Health minister flies into scandal to herald new year
There's nothing like the resignation of a health minister, even temporarily, to get the year in healthcare off to an interesting start so we thank Sussan Ley for her contribution to shaking the cobwebs out of the old year and giving us a cracking start to the new.
Ms Ley's decision to stand aside on Monday was the right one and, considering the outpouring of public disgust during the week at the culture of entitlement that seems rife in the political class, her decision to resign on Friday was probably the correct one too.
Having observed numerous health and aged care ministers come and go over the years, Pulse+IT believes Ms Ley was far from the worst. She reluctantly presided over the freeze on Medicare rebates but did nothing much to fight it and she was weak in the face of the lobbying might of the community pharmacy and private pathology sectors. However, she generally seemed to listen to the advice of her department and made some of the right calls.
In eHealth, there were major stumbles in her handling of the Medicare payments outsourcing debacle and the announcement of the National Cancer Screening Register tender but she was not on her own there, sharing those stumbles with the Prime Minister.
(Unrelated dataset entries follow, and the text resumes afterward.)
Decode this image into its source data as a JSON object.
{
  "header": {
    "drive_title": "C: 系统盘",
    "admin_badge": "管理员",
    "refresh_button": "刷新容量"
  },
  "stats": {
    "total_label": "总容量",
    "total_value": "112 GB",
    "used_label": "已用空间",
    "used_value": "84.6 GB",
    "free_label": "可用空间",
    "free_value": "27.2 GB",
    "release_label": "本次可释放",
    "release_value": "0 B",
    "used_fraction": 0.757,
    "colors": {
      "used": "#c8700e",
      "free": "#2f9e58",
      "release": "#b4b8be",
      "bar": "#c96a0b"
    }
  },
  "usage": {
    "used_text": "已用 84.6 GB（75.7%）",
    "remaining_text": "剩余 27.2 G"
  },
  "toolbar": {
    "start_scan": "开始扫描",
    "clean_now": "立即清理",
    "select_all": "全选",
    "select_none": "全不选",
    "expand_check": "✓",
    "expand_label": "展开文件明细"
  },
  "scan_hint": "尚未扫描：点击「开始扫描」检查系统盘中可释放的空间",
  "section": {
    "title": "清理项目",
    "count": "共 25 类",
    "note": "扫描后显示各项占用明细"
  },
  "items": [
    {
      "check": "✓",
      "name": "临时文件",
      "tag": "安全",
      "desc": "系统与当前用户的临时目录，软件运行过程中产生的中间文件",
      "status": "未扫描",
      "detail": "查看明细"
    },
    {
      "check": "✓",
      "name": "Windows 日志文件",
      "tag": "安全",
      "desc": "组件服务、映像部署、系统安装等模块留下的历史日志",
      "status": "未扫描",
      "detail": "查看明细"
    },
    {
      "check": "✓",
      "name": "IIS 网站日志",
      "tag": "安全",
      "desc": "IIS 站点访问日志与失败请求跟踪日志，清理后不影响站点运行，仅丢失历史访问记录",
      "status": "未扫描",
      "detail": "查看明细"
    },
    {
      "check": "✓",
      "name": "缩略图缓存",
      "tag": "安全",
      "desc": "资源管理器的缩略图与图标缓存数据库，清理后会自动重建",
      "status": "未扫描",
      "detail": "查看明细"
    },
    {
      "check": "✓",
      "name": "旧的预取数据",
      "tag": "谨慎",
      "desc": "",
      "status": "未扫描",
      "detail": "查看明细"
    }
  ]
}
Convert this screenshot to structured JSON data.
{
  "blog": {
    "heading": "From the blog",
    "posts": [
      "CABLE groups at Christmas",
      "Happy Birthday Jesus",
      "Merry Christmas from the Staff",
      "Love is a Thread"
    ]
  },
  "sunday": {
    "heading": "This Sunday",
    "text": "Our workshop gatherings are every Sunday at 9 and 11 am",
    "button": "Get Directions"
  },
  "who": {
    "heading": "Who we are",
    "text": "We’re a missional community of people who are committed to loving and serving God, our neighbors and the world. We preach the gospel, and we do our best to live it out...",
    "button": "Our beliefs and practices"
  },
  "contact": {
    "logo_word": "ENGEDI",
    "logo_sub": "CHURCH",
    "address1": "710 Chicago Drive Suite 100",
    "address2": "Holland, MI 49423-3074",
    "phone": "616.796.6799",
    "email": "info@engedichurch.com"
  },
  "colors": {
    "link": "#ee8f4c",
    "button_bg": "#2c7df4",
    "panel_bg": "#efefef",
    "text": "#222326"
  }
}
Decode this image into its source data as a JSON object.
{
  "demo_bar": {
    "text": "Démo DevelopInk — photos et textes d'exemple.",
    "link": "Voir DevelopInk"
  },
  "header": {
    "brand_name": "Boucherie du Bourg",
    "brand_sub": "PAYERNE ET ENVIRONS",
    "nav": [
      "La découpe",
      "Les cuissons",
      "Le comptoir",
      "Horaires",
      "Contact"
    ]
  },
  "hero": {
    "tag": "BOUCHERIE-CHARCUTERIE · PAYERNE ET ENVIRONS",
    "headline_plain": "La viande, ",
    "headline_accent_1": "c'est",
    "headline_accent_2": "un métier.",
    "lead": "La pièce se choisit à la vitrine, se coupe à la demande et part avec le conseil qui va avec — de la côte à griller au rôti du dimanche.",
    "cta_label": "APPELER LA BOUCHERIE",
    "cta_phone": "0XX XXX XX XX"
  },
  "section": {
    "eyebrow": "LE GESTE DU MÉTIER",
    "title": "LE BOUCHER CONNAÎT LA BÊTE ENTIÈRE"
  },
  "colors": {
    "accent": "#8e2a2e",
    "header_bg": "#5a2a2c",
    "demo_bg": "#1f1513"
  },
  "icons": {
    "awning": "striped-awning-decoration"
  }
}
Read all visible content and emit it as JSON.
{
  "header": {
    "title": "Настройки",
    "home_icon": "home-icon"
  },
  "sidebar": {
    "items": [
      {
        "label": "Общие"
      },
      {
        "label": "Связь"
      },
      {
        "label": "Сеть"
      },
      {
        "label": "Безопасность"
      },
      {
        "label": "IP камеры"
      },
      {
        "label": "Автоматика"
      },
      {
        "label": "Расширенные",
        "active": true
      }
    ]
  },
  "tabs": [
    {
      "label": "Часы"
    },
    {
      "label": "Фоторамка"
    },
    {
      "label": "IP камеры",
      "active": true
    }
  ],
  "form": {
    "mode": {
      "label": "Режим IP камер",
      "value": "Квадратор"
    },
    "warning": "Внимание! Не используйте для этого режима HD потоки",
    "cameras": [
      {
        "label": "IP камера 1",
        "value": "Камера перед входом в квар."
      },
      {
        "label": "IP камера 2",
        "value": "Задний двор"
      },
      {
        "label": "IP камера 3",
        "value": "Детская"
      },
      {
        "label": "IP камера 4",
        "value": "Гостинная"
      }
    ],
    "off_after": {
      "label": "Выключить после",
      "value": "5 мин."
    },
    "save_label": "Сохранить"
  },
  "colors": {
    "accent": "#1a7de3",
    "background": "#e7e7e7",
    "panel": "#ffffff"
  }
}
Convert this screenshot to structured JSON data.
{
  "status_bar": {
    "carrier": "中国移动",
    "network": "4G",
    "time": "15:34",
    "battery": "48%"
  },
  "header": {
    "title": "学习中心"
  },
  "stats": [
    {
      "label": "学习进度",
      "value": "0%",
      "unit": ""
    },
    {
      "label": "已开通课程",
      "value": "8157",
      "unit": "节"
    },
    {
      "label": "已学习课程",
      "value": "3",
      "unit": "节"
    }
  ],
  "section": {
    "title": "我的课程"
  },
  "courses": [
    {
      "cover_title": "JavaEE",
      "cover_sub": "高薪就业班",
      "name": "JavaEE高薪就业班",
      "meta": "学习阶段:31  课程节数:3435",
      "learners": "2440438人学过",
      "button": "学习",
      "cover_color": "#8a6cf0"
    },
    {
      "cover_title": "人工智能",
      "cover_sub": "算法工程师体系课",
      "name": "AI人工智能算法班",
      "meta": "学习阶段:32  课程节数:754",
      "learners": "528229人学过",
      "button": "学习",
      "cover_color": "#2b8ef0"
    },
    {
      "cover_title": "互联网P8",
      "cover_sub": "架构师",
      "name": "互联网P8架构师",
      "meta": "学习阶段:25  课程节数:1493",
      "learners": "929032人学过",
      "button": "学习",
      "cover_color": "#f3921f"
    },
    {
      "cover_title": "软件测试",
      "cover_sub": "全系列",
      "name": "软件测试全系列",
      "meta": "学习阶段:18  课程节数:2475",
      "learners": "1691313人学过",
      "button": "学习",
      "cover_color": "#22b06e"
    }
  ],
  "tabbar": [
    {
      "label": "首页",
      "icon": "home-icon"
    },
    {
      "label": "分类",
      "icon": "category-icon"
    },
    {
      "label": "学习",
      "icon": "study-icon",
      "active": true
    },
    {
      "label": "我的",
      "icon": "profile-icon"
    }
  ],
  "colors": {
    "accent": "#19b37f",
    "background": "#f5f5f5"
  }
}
She continued with her party's policy of supporting the roll-out of the My Health Record and, after she thankfully extricated the aged care portfolio from the clutches of the Department of Social Services, the My Aged Care system. Neither were improved in any measurable way and she raised the ire of the general practice community – again – by supporting the changes to the ePIP, but on balance her tenure did nothing much to progress but also nothing much to damage the march towards digitisation.
Perhaps her greatest failing was when healthcare – or Medicare more correctly – turned out to be the biggest single issue of the 2016 election, during which she pretty much stayed silent. She may have ridden out the travel entitlements scandal but she must have been severely damaged within the party over the near-miss at the election.
Besides Nicola Roxon, the last health minister to last longer than a single election cycle was Tony Abbott, the father of NEHTA who famously declared in 2003 that failure to establish an electronic patient record within five years would be an indictment against the government.
Some wags reckon it might be time for round two.